Records provided:
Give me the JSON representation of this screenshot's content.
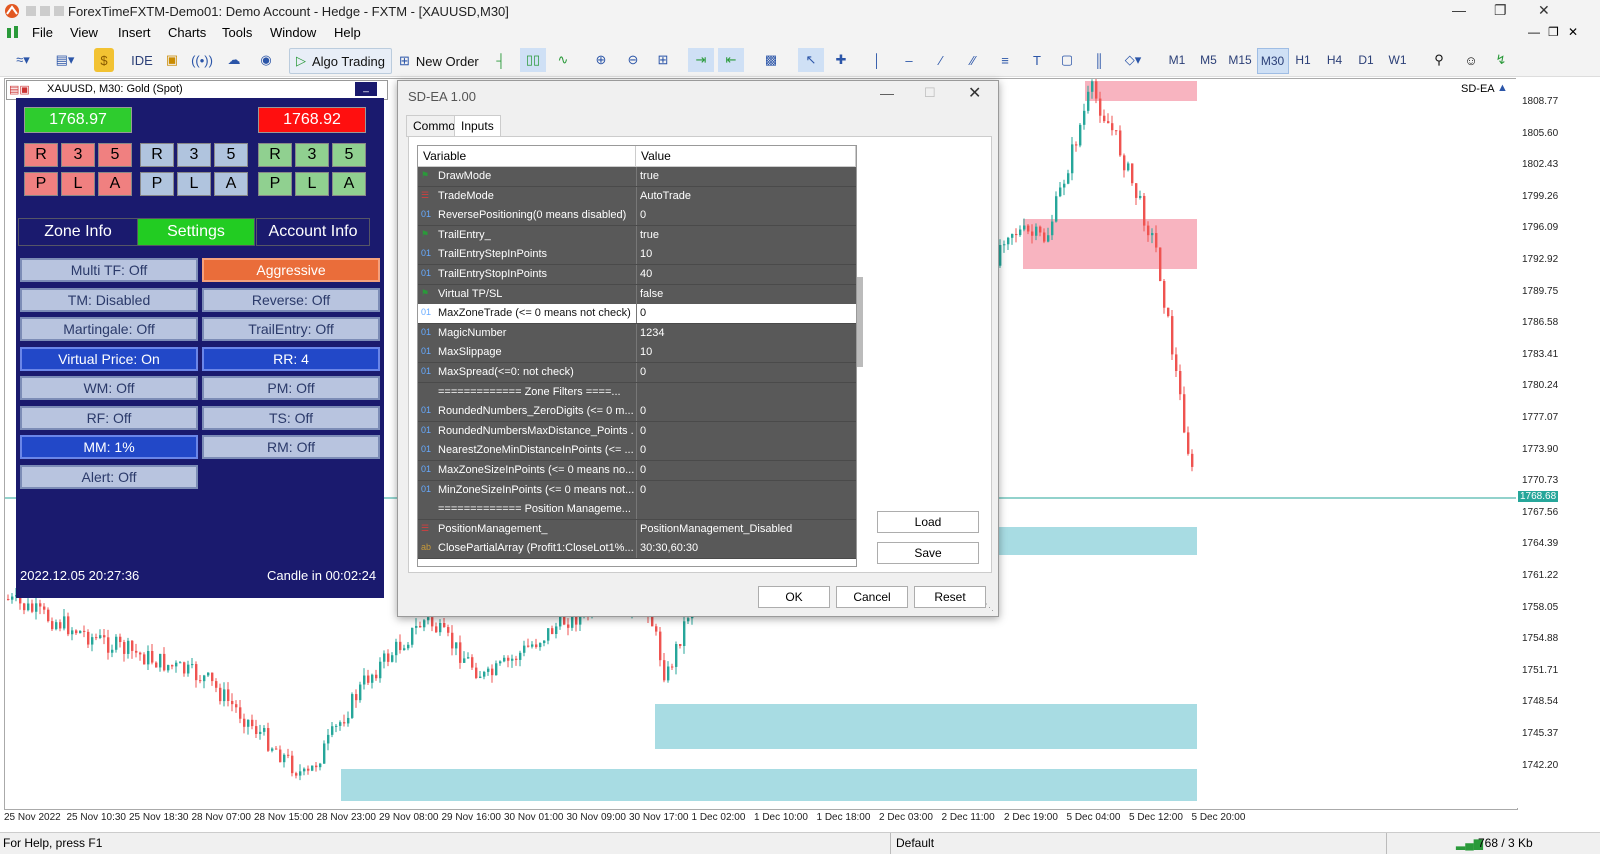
{
  "window": {
    "title": "ForexTimeFXTM-Demo01: Demo Account - Hedge - FXTM - [XAUUSD,M30]"
  },
  "menu": [
    "File",
    "View",
    "Insert",
    "Charts",
    "Tools",
    "Window",
    "Help"
  ],
  "toolbar": {
    "ide": "IDE",
    "algo": "Algo Trading",
    "new_order": "New Order",
    "timeframes": [
      "M1",
      "M5",
      "M15",
      "M30",
      "H1",
      "H4",
      "D1",
      "W1"
    ],
    "active_tf": "M30"
  },
  "chart": {
    "symbol_label": "XAUUSD, M30:  Gold (Spot)",
    "ea_label": "SD-EA",
    "current_price": "1768.68",
    "prices": [
      "1808.77",
      "1805.60",
      "1802.43",
      "1799.26",
      "1796.09",
      "1792.92",
      "1789.75",
      "1786.58",
      "1783.41",
      "1780.24",
      "1777.07",
      "1773.90",
      "1770.73",
      "1767.56",
      "1764.39",
      "1761.22",
      "1758.05",
      "1754.88",
      "1751.71",
      "1748.54",
      "1745.37",
      "1742.20"
    ],
    "dates": [
      "25 Nov 2022",
      "25 Nov 10:30",
      "25 Nov 18:30",
      "28 Nov 07:00",
      "28 Nov 15:00",
      "28 Nov 23:00",
      "29 Nov 08:00",
      "29 Nov 16:00",
      "30 Nov 01:00",
      "30 Nov 09:00",
      "30 Nov 17:00",
      "1 Dec 02:00",
      "1 Dec 10:00",
      "1 Dec 18:00",
      "2 Dec 03:00",
      "2 Dec 11:00",
      "2 Dec 19:00",
      "5 Dec 04:00",
      "5 Dec 12:00",
      "5 Dec 20:00"
    ],
    "colors": {
      "bull": "#26a69a",
      "bear": "#ef5350",
      "supply": "#f8b4c0",
      "demand": "#a8dce3"
    }
  },
  "panel": {
    "bid": "1768.97",
    "ask": "1768.92",
    "row1": [
      "R",
      "3",
      "5",
      "R",
      "3",
      "5",
      "R",
      "3",
      "5"
    ],
    "row2": [
      "P",
      "L",
      "A",
      "P",
      "L",
      "A",
      "P",
      "L",
      "A"
    ],
    "tabs": [
      "Zone Info",
      "Settings",
      "Account Info"
    ],
    "buttons": [
      {
        "label": "Multi TF: Off",
        "style": ""
      },
      {
        "label": "Aggressive",
        "style": "orange"
      },
      {
        "label": "TM: Disabled",
        "style": ""
      },
      {
        "label": "Reverse: Off",
        "style": ""
      },
      {
        "label": "Martingale: Off",
        "style": ""
      },
      {
        "label": "TrailEntry: Off",
        "style": ""
      },
      {
        "label": "Virtual Price: On",
        "style": "blue"
      },
      {
        "label": "RR: 4",
        "style": "blue"
      },
      {
        "label": "WM: Off",
        "style": ""
      },
      {
        "label": "PM: Off",
        "style": ""
      },
      {
        "label": "RF: Off",
        "style": ""
      },
      {
        "label": "TS: Off",
        "style": ""
      },
      {
        "label": "MM: 1%",
        "style": "blue"
      },
      {
        "label": "RM: Off",
        "style": ""
      },
      {
        "label": "Alert: Off",
        "style": ""
      }
    ],
    "datetime": "2022.12.05 20:27:36",
    "candle": "Candle in 00:02:24"
  },
  "dialog": {
    "title": "SD-EA 1.00",
    "tabs": [
      "Common",
      "Inputs"
    ],
    "col_variable": "Variable",
    "col_value": "Value",
    "rows": [
      {
        "icon": "flag",
        "name": "DrawMode",
        "value": "true"
      },
      {
        "icon": "enum",
        "name": "TradeMode",
        "value": "AutoTrade"
      },
      {
        "icon": "01",
        "name": "ReversePositioning(0 means disabled)",
        "value": "0"
      },
      {
        "icon": "flag",
        "name": "TrailEntry_",
        "value": "true"
      },
      {
        "icon": "01",
        "name": "TrailEntryStepInPoints",
        "value": "10"
      },
      {
        "icon": "01",
        "name": "TrailEntryStopInPoints",
        "value": "40"
      },
      {
        "icon": "flag",
        "name": "Virtual TP/SL",
        "value": "false"
      },
      {
        "icon": "01",
        "name": "MaxZoneTrade (<= 0 means not check)",
        "value": "0",
        "hl": true
      },
      {
        "icon": "01",
        "name": "MagicNumber",
        "value": "1234"
      },
      {
        "icon": "01",
        "name": "MaxSlippage",
        "value": "10"
      },
      {
        "icon": "01",
        "name": "MaxSpread(<=0: not check)",
        "value": "0"
      },
      {
        "icon": "",
        "name": "============= Zone Filters ====...",
        "value": ""
      },
      {
        "icon": "01",
        "name": "RoundedNumbers_ZeroDigits (<= 0 m...",
        "value": "0"
      },
      {
        "icon": "01",
        "name": "RoundedNumbersMaxDistance_Points ...",
        "value": "0"
      },
      {
        "icon": "01",
        "name": "NearestZoneMinDistanceInPoints (<= ...",
        "value": "0"
      },
      {
        "icon": "01",
        "name": "MaxZoneSizeInPoints (<= 0 means no...",
        "value": "0"
      },
      {
        "icon": "01",
        "name": "MinZoneSizeInPoints (<= 0 means not...",
        "value": "0"
      },
      {
        "icon": "",
        "name": "============= Position Manageme...",
        "value": ""
      },
      {
        "icon": "enum",
        "name": "PositionManagement_",
        "value": "PositionManagement_Disabled"
      },
      {
        "icon": "ab",
        "name": "ClosePartialArray (Profit1:CloseLot1%...",
        "value": "30:30,60:30"
      }
    ],
    "load": "Load",
    "save": "Save",
    "ok": "OK",
    "cancel": "Cancel",
    "reset": "Reset"
  },
  "status": {
    "help": "For Help, press F1",
    "profile": "Default",
    "traffic": "768 / 3 Kb"
  }
}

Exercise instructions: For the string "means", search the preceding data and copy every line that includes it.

Response for this exercise:
        "name": "ReversePositioning(0 means disabled)",
        "name": "MaxZoneTrade (<= 0 means not check)",
        "name": "MaxZoneSizeInPoints (<= 0 means no...",
        "name": "MinZoneSizeInPoints (<= 0 means not...",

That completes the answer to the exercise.